Specifically, ANSI specification B18.2.1 regards as a bolt an externally threaded fastener designed for insertion through holes in assembled parts which, because of head design or other feature, is prevented from being turned during assembly, and which can be tightened or released only by torquing a nut. A screw, on the other hand, is an externally threaded fastener which has a thread form which prohibits assembly with a nut, has a straight thread of multiple pitch length, and must be torqued by its head into a tapped or other preformed hole to perform its intended function. Studs, on the other hand, are a type of bolt, but are differentiated by their use or application. Industrial Fastener Institute (IFI) specification 136 - a recognized industry standard - defines a stud as a cylindrical rod of moderate length threaded on one or both ends or throughout its entire length. A stud may have a head on one end to permit it to be anchored in a surface while the threaded end forms a protuberance to which other articles may be suspended or attached by means of a nut or coupling.
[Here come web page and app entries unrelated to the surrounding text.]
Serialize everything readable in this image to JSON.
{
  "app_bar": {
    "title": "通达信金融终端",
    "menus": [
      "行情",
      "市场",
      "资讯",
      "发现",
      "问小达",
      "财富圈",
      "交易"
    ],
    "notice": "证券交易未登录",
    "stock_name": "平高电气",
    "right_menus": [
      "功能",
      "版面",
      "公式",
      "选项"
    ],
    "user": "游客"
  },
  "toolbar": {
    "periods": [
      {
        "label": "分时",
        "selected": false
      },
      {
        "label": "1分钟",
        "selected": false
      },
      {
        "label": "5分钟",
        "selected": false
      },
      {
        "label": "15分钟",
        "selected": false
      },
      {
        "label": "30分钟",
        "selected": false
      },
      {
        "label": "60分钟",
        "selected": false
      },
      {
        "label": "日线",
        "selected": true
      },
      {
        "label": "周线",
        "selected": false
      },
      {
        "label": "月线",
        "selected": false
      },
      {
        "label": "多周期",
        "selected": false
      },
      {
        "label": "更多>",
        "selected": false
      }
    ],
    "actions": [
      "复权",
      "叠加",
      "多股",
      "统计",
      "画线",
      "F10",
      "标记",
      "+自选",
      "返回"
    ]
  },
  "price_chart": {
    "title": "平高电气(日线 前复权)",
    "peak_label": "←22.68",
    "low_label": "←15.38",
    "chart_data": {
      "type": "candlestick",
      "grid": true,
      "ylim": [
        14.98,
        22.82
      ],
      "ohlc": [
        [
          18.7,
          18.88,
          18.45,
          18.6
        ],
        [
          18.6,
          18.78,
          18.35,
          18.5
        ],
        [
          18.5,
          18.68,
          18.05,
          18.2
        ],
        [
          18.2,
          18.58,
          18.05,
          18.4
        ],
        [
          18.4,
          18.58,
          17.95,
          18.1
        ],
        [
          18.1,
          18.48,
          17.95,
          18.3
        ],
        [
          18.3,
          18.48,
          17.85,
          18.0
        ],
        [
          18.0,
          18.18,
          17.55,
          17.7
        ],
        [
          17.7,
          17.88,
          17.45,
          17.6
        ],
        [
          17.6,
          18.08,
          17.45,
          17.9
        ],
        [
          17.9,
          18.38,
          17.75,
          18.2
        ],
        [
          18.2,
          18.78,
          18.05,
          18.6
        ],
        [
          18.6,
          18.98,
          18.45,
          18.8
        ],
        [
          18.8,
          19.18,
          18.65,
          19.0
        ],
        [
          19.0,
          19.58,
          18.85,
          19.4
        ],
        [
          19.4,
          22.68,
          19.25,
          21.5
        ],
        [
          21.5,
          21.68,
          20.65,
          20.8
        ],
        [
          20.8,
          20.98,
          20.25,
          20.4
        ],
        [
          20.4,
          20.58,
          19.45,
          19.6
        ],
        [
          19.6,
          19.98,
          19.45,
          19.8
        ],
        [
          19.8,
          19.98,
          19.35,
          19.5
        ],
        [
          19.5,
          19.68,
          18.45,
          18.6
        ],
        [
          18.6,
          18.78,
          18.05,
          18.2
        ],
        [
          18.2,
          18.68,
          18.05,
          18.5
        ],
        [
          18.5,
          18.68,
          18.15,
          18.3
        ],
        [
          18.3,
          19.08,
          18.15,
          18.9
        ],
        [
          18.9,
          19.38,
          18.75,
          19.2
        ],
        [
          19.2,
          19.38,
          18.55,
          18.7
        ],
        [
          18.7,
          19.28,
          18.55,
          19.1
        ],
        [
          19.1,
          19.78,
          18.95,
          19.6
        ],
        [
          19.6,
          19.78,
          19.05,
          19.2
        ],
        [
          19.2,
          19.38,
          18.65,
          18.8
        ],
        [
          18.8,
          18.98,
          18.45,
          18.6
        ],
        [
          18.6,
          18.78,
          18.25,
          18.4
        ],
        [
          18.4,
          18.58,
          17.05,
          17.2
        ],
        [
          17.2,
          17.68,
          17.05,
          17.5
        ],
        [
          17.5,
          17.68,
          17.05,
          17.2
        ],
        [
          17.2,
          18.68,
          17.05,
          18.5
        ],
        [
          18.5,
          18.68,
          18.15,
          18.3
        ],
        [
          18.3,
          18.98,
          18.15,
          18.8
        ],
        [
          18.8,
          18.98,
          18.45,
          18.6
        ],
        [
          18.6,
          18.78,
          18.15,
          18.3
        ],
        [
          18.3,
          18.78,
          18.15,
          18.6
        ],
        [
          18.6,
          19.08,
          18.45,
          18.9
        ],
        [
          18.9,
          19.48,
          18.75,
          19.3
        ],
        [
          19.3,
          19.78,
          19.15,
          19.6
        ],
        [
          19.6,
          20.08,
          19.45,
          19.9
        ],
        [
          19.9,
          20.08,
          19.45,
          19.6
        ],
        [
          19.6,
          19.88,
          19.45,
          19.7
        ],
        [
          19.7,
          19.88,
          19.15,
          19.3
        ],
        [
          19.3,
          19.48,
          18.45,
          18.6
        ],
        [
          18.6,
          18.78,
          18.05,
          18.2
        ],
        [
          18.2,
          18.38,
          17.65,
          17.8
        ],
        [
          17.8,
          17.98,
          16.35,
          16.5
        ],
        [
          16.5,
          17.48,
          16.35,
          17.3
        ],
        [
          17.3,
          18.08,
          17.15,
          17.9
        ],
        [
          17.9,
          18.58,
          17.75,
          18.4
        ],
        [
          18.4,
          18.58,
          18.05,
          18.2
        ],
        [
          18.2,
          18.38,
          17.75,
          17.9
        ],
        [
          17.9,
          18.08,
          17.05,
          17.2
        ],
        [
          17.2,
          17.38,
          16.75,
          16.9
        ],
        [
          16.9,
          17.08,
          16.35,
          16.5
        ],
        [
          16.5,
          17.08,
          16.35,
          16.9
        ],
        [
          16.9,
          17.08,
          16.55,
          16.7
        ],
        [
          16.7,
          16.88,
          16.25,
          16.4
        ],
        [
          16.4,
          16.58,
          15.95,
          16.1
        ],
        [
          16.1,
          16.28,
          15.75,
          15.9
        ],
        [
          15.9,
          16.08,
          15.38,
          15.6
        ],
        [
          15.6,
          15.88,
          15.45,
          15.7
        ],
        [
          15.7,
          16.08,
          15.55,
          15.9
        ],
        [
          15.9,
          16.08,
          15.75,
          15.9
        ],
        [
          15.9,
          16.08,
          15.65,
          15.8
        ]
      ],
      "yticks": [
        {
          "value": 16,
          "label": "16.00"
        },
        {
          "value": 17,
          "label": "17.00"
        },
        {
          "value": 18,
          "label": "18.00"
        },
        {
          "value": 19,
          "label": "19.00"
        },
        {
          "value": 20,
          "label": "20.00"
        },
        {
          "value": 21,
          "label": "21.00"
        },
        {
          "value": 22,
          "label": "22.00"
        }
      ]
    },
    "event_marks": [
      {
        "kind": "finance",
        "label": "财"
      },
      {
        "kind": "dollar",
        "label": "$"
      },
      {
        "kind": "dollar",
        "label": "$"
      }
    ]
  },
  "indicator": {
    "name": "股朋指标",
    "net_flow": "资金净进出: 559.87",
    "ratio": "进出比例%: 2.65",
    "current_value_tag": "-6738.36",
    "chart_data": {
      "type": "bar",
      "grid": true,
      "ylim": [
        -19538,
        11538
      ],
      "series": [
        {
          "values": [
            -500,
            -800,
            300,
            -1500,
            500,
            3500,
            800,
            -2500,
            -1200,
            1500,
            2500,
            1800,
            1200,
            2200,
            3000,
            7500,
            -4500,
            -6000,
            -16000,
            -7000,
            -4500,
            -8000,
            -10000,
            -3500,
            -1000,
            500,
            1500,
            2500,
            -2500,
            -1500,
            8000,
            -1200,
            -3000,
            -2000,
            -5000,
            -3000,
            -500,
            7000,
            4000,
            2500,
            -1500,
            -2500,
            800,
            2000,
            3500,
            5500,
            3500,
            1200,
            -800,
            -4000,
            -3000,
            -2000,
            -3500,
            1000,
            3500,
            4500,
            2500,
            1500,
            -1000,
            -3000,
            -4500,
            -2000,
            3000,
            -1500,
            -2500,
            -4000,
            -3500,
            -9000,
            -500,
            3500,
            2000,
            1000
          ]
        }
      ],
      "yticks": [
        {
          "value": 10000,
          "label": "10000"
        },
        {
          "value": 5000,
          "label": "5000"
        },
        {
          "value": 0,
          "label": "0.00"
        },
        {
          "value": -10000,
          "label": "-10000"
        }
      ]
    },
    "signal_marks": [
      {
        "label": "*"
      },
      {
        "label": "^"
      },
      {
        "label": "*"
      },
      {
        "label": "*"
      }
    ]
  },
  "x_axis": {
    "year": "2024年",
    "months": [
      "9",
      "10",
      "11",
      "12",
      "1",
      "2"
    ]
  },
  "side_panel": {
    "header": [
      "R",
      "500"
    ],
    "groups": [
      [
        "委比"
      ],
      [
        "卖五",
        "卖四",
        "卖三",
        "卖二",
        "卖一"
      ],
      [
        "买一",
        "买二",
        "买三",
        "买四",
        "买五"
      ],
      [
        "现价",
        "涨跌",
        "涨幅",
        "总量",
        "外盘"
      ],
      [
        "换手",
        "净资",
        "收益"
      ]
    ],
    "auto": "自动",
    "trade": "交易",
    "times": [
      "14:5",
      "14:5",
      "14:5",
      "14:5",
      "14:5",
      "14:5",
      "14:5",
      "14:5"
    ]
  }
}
In our opinion, the Minifix 15 is not a bolt for tariff purposes. It is not designed for insertion through holes in assembled parts. It is screwed into a preformed hole. Moreover, it is tightened or released by torquing the head not by torquing a nut. Relevant Explanatory Notes, which Customs regards as instructive in establishing the scope of HTSUS headings, indicate, at p. 1028, that nuts of heading 7318 are metal pieces designed to hold the corresponding bolts in place. The cam does not function in this manner as the fastener is held in place by virtue of being screwed into a preformed hole. Also, nuts are internally threaded articles while the cam is unthreaded.

Regarding counsel's contention that the article cannot "fasten" without the cam, and is therefore a bolt, the Assembly Engineering Master Catalog (1979) lists self-locking shoulder screws and describes them as having a cylindrical shoulder under the head to serve as a bearing or spacer and a necked portion between the thread and shoulder. They are used for a wide range of punch and die operations, and also as guides in blanking and forming presses. Shoulder screws are uniformly classified as screws for tariff purposes. It therefore appears that a fastener can be considered a screw even if it doesn't fasten anything. - 4 - Likewise, the Minifix 15 is not a stud for tariff purposes because it is tightened and released by torquing the head. This is a primary design characteristic of a screw which assists its insertion into a preformed hole. We are aware of no industry standard that describes studs which operate in this manner. Some threaded articles, such as projection weld studs and broaching studs or wheel studs on brake drums, are classifiable as studs despite having heads. The heads, in such cases, are designed to anchor the article in place and are never torqued.

Finally, the claim that the Minifix 15 is an article similar to screws, bolts, coach screws, screw hooks, rivets, and cotter pins of heading 7318, involves comparing subheadings at the same level. Subheading 7318.15 provides for other screws and bolts while subheading 7318.19.00 provides for other threaded articles. Under the authority of GRI 3(a), applied at the subheading level by GRI 6, the provision in subheading 7318.15 describes the Minifix 15 by name as a screw and is a description that more clearly identifies the article than does a provision for other threaded articles.


The Minifix 15 #262.06.913 has the primary design characteristics of a screw. It is provided for in heading 7318. Actual classification is in subheading 7318.15.80, HTSUS, a provision for other screws having shanks or threads with a diameter of 6 mm or more.

The protest should be denied. A copy of this decision should be attached to the Customs Form 19, and mailed to the protestant, through counsel, as part of the notice of action on the protest.


John Durant, Director
Commercial Rulings Division